HALF TIME v LIVERPOOL, 1989
Heights of Joy
Rarely do lower league football clubs have moments of genuine global significance. Premier League clubs on the other hand, do so routinely, so City beating Liverpool in successive Premier League seasons can make it easy to lose sight of what a remarkable achievement it can be for a small club to best a genuine world class footballing side, no matter how briefly.
In 1989 the Tigers, an established second tier side thanks to the calm administrations of manager Brian Horton but now piloted by dour Leeds-type Eddie Gray, reached the Fifth Round of the FA Cup after solid wins at Cardiff and Bradford and drew a plum tie at home to Liverpool, a global phenomenon in the 1980s.

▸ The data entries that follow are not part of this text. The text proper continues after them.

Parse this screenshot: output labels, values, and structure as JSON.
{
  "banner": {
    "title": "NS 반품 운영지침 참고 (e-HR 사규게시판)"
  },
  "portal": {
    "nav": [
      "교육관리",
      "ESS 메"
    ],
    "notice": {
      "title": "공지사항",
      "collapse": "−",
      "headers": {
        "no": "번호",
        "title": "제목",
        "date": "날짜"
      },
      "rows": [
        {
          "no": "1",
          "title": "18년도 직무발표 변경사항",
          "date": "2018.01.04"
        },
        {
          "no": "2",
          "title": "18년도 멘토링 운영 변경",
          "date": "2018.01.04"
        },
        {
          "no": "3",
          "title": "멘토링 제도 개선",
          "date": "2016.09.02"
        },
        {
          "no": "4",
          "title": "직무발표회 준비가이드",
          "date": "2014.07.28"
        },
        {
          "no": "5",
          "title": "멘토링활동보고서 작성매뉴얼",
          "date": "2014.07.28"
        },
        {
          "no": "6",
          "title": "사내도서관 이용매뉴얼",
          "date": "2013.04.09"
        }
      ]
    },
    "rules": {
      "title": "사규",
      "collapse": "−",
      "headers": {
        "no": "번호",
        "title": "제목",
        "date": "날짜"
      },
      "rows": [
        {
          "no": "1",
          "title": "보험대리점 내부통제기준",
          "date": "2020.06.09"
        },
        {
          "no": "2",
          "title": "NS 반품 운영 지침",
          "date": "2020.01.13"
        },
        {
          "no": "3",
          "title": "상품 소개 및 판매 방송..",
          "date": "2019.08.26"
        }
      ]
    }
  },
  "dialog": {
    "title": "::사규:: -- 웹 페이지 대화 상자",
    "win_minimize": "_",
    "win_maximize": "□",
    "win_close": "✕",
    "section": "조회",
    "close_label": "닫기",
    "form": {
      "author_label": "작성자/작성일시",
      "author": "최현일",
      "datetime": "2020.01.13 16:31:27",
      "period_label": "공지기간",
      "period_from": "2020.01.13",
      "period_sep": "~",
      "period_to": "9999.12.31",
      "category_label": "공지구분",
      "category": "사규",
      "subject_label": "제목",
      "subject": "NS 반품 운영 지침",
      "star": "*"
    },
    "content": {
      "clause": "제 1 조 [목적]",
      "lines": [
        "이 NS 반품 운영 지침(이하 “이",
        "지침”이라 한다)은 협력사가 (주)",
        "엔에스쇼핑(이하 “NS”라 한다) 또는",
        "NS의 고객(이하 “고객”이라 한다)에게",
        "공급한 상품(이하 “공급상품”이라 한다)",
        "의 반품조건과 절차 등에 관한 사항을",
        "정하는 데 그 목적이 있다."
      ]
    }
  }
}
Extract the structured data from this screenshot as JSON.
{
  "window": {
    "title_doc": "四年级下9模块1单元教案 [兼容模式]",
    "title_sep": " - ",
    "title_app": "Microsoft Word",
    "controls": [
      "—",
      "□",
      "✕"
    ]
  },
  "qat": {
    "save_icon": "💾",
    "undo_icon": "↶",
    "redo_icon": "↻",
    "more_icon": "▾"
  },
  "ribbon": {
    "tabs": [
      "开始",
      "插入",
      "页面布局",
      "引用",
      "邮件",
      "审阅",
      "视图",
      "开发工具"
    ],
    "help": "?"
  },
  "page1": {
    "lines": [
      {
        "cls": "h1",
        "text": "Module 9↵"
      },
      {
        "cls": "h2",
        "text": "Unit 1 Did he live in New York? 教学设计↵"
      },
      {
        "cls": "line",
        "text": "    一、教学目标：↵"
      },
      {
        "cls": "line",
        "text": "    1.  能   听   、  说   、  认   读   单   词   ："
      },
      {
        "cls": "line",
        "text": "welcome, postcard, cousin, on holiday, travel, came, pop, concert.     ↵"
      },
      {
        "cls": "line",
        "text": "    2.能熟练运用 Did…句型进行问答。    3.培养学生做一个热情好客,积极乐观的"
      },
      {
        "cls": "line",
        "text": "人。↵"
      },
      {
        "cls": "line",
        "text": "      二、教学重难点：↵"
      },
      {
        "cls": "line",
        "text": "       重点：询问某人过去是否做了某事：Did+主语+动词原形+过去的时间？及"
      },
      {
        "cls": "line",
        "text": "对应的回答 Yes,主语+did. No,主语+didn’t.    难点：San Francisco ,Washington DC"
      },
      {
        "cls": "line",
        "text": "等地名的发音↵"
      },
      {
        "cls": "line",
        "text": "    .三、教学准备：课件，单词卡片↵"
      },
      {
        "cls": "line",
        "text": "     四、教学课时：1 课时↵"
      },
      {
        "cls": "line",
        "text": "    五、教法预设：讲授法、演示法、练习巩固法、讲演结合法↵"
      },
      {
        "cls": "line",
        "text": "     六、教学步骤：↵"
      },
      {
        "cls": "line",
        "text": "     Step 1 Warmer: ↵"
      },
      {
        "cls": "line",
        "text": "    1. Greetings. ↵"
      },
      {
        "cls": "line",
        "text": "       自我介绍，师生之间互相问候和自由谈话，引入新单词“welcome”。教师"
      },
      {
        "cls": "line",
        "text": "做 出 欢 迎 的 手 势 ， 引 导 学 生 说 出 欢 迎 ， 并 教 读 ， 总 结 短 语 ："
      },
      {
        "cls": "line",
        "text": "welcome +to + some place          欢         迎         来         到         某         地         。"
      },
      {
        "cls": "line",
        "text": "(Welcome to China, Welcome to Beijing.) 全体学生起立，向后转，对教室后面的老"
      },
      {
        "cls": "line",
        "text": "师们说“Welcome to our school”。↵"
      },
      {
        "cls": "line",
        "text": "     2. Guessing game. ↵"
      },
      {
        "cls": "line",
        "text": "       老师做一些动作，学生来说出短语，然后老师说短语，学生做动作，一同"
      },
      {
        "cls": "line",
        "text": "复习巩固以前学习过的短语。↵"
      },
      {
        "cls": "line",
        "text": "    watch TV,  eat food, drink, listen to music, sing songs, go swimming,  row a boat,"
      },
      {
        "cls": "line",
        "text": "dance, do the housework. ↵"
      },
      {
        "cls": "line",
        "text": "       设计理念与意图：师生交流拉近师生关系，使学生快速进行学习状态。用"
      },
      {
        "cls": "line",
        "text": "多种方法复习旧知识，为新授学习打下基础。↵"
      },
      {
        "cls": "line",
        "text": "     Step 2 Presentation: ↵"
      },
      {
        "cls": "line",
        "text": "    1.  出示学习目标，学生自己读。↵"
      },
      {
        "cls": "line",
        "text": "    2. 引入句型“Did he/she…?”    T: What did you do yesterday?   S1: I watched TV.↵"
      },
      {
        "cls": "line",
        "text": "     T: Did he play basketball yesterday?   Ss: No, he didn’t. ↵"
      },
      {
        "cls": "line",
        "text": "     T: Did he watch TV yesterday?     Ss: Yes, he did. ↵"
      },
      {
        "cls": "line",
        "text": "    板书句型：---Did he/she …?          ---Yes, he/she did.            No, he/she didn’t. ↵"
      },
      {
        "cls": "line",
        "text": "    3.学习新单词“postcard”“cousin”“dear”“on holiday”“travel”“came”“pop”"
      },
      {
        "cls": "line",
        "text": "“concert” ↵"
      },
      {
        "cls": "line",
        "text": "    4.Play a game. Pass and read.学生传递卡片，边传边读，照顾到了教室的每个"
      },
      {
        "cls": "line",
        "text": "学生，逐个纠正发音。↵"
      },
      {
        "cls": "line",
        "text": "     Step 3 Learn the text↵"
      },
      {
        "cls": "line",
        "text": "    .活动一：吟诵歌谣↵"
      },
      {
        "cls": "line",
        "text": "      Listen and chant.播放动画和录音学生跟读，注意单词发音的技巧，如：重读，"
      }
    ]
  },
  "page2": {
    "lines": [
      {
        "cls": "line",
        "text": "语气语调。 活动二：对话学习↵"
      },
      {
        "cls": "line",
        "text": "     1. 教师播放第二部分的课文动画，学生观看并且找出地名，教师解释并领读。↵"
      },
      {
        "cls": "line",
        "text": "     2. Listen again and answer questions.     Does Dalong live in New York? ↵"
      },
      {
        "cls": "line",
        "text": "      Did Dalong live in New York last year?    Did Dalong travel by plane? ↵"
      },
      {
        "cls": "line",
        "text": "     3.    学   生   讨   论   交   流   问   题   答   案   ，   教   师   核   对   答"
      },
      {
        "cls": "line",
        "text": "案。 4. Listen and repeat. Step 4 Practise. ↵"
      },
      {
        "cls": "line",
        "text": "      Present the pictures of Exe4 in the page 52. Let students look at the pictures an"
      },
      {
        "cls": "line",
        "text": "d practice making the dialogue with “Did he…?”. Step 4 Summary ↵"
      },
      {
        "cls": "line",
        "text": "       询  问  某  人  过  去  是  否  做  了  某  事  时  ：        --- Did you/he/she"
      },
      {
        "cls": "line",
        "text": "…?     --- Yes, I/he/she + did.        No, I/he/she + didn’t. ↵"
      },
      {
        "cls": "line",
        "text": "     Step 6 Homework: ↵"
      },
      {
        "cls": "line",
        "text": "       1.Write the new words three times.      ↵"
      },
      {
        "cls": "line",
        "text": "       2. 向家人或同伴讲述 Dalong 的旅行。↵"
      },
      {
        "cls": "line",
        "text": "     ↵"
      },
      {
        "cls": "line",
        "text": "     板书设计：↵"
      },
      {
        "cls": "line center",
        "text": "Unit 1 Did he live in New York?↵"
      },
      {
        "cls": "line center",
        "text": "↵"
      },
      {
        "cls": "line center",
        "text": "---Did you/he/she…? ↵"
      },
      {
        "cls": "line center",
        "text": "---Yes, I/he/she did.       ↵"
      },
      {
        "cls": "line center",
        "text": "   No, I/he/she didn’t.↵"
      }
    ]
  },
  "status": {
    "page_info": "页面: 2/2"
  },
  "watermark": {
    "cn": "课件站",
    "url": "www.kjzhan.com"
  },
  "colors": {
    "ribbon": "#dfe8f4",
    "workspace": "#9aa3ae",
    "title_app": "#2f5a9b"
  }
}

The masses crammed into Boothferry Park (the attendance of 20,058 that day wasn’t subsequently bettered in the old place) and watched in amazement as goals from bludgeoner Billy Whitehurst and arch-poacher Keith Edwards saw City return to the dressing room at half time with an unlikely 2-1 lead. Boothferry Park witnessed a remarkable spectacle at half time, an almost deafening hum of people talking in low tones to each other about how unbelievable this all was. It was a sound that many football fans will never experience.
Alas, it all faded away as quickly as it arose. Liverpool soon assumed a second half lead and the plucky Tigers went down 2-3. City narrowly avoided relegation while Liverpool suffered their worst of tragedies two months later when the South Yorkshire Police force facilitated the death of 96 supporters in the sheep pens of Hillsborough.
But just for a moment, whispering scarcely credible predictions over steaming cups of half-time Bovril, the little guys from Hull believed they were going to rock the footballing world. Nice feeling, that.